This is a well-written story with fully-developed personalities whose interactions are novel, funny, bizarre and intriguing. It reminded me of the Murder She Wrote stories, where the characters of a small cove are all talking about a murder in their neighbourhood. This book has the same cosy feel to it, although adding a Scottish detective and a rusty-coloured dog named after Irn Bru was a masterstroke in my eyes. I did guess the murderer early on, but I enjoyed the misdirection and began to doubt my own sleuthing skills for a while.

I must add that the cover is stunning – it’s one thing I generally take little notice of as a Kindle reader, but every so often a great cover will catch my eye. This is one of those times when it’s worth getting the paperback version too.

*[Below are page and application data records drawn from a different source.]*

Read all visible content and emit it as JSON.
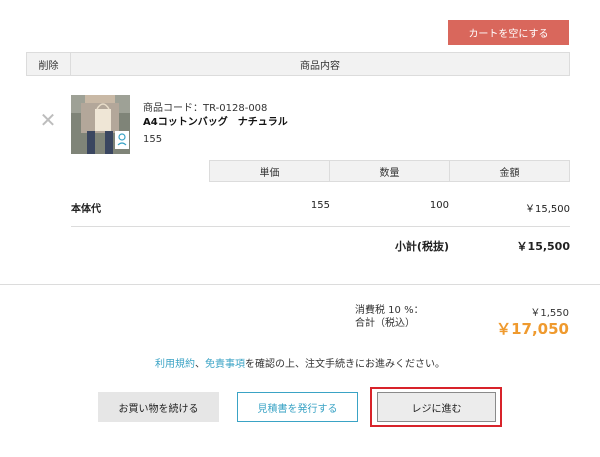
{
  "cart": {
    "empty_button": "カートを空にする",
    "header": {
      "delete": "削除",
      "content": "商品内容"
    },
    "remove_icon": "close-icon",
    "item": {
      "code": "商品コード：TR-0128-008",
      "name": "A4コットンバッグ　ナチュラル",
      "quantity_text": "155"
    },
    "price_header": {
      "unit_price": "単価",
      "quantity": "数量",
      "amount": "金額"
    },
    "body_row": {
      "label": "本体代",
      "unit_price": "155",
      "quantity": "100",
      "amount": "￥15,500"
    },
    "subtotal": {
      "label": "小計(税抜)",
      "value": "￥15,500"
    }
  },
  "totals": {
    "tax_label": "消費税 10 %：",
    "tax_value": "￥1,550",
    "total_label": "合計（税込）",
    "total_value": "￥17,050",
    "total_color": "#ef9a2e"
  },
  "notice": {
    "terms_link": "利用規約",
    "separator": "、",
    "disclaimer_link": "免責事項",
    "text": "を確認の上、注文手続きにお進みください。"
  },
  "actions": {
    "continue": "お買い物を続ける",
    "quote": "見積書を発行する",
    "checkout": "レジに進む"
  },
  "colors": {
    "accent_red": "#d9675c",
    "link_blue": "#3aa3c5",
    "highlight_red": "#d8232a"
  }
}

A most entertaining book for those who enjoy a good mystery in a great setting. Available now on Amazon, click here for details.